An author should expect to put time and money into marketing a book. The publisher has a marketing plan and budget for a book release, but the author is expected to market to his or her circle of influence.
I think it’s a good idea for an author to take time before a book release to plan and budget his or her own marketing much in the same way a publishing house would. Set aside a certain amount of money (comfortably within your budget!) and write out a plan of what you will do with that money and with the time you have to put into marketing as well. The key to planning successful marketing is to remember that what you put out should be earned back with interest through increased sales. Marketing should be an investment, so you should focus on what payoff your efforts could have. If you spend $20 on gas and food to drive to a book signing in another town, how many books are you likely to sell by doing this? If we estimate the royalty at $1 per book, I think you’d need to sell at least 40 copies for the $20 trip to be worthwhile. That doesn’t even take into account the time that was spent on the trip though. A full day is worth a lot.
It’s extremely hard to know what the actual monetary gains will be from a marketing effort. For example, if you are able to gain a few new readers for one book, they are likely to buy other books from you in the future, and they might tell their friends about your books. I suggest estimating your return at the lowest possible payback for your efforts so that you are sure your marketing dollars are being spent well. The extra sales that might come from your efforts will just be icing on the cake at some future date.
If, for some reason or another, your marketing efforts don’t end up paying back what you put into them plus interest, you can console yourself with knowing that your money spent on marketing is also a tax write off.

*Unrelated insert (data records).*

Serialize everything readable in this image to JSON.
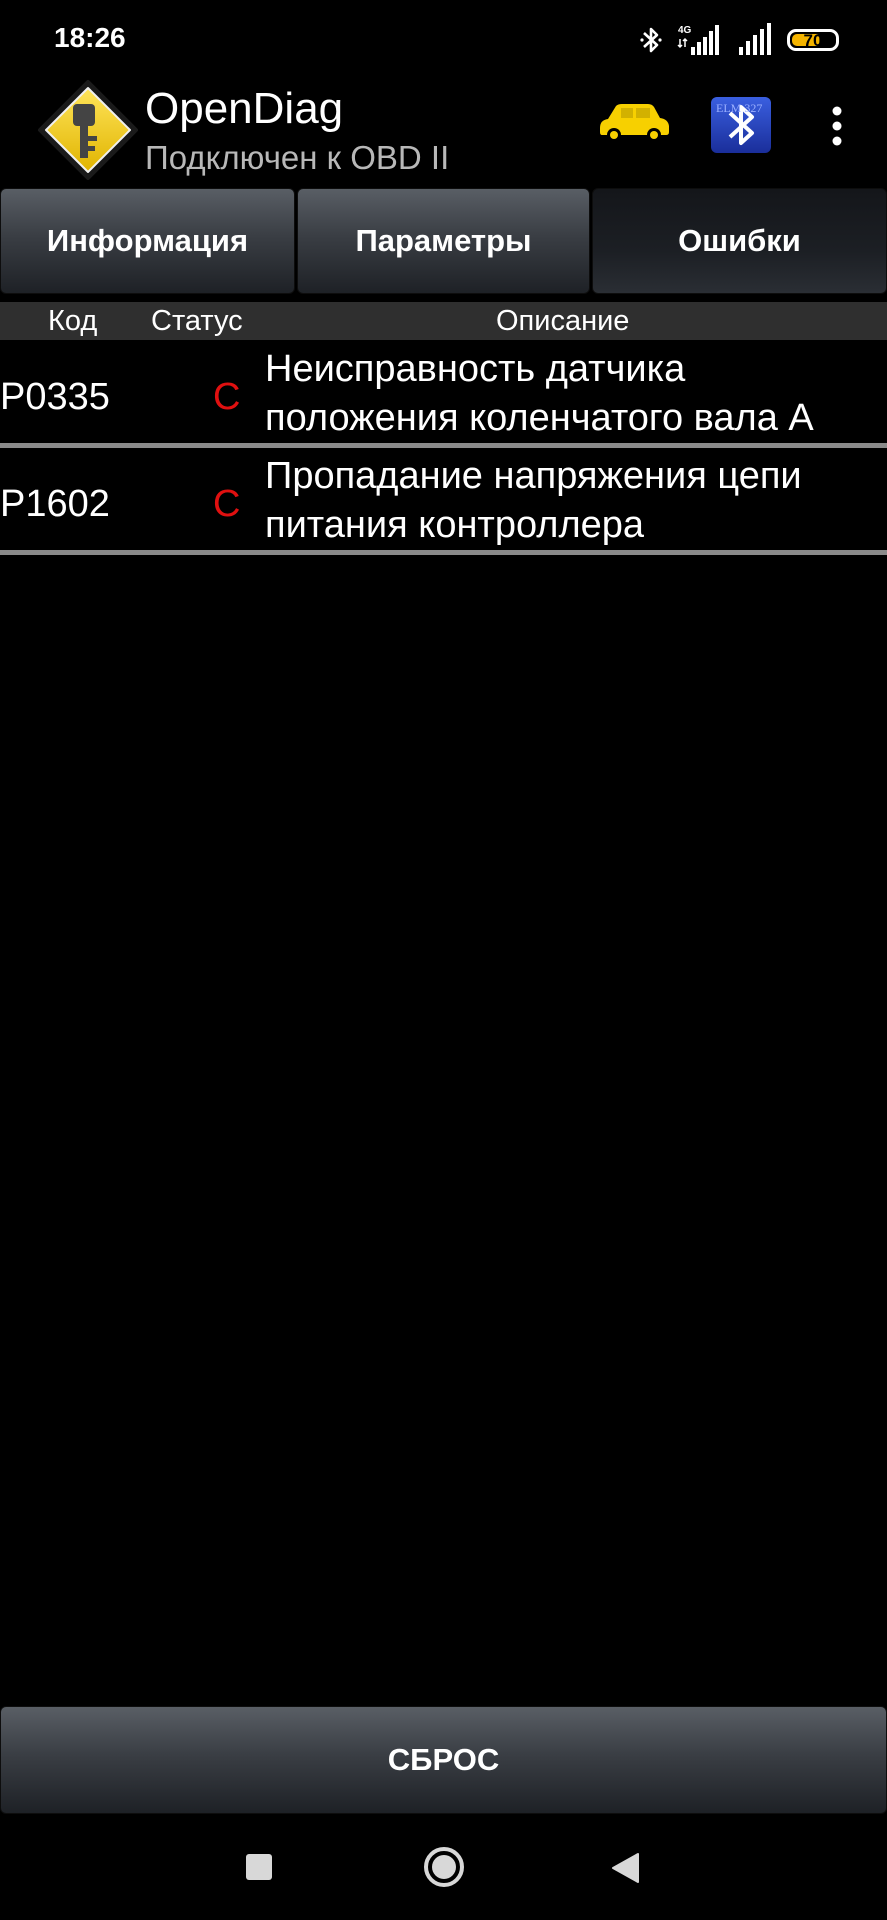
{
  "status_bar": {
    "time": "18:26",
    "network_label": "4G",
    "battery_level": "70",
    "battery_percent": 70,
    "icons": [
      "bluetooth-icon",
      "signal-4g-icon",
      "signal-icon",
      "battery-icon"
    ]
  },
  "app_bar": {
    "title": "OpenDiag",
    "subtitle": "Подключен к OBD II",
    "logo_icon": "key-diamond-logo",
    "car_icon": "car-icon",
    "connection_icon": "bluetooth-elm327-icon",
    "elm_label": "ELM 327",
    "menu_icon": "more-vertical-icon",
    "accent_color": "#f7d000"
  },
  "tabs": [
    {
      "label": "Информация",
      "active": false
    },
    {
      "label": "Параметры",
      "active": false
    },
    {
      "label": "Ошибки",
      "active": true
    }
  ],
  "table": {
    "columns": {
      "code": "Код",
      "status": "Статус",
      "description": "Описание"
    },
    "rows": [
      {
        "code": "P0335",
        "status": "C",
        "description": "Неисправность датчика положения коленчатого вала А"
      },
      {
        "code": "P1602",
        "status": "C",
        "description": "Пропадание напряжения цепи питания контроллера"
      }
    ],
    "status_color": "#e01010"
  },
  "actions": {
    "reset_label": "СБРОС"
  },
  "nav_bar": {
    "icons": [
      "recents-icon",
      "home-icon",
      "back-icon"
    ]
  }
}
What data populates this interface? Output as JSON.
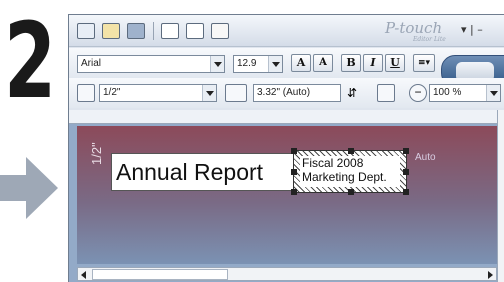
{
  "step": {
    "number": "2"
  },
  "app": {
    "brand": "P-touch",
    "brand_sub": "Editor Lite",
    "window_controls": "▾ | –"
  },
  "toolbar1": {
    "font_name": "Arial",
    "font_size": "12.9"
  },
  "toolbar2": {
    "tape_width": "1/2\"",
    "label_length": "3.32\" (Auto)",
    "zoom": "100 %"
  },
  "format_buttons": [
    "A",
    "A",
    "B",
    "I",
    "U"
  ],
  "canvas": {
    "tape_side_label": "1/2\"",
    "text_object": "Annual Report",
    "selected_text_line1": "Fiscal 2008",
    "selected_text_line2": "Marketing Dept.",
    "auto_label": "Auto"
  },
  "colors": {
    "tape_top": "#8c4a5a",
    "tape_bottom": "#7b92b3",
    "print_button": "#2f5685",
    "arrow": "#9ea8b6"
  },
  "icons": [
    "new-icon",
    "open-icon",
    "save-icon",
    "text-icon",
    "frame-icon",
    "image-icon",
    "print-icon",
    "align-icon",
    "tape-width-icon",
    "length-icon",
    "vertical-text-icon",
    "zoom-out-icon"
  ]
}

How do you estimate your investment returns on marketing efforts?
Do you enjoy marketing your book? Why or why not?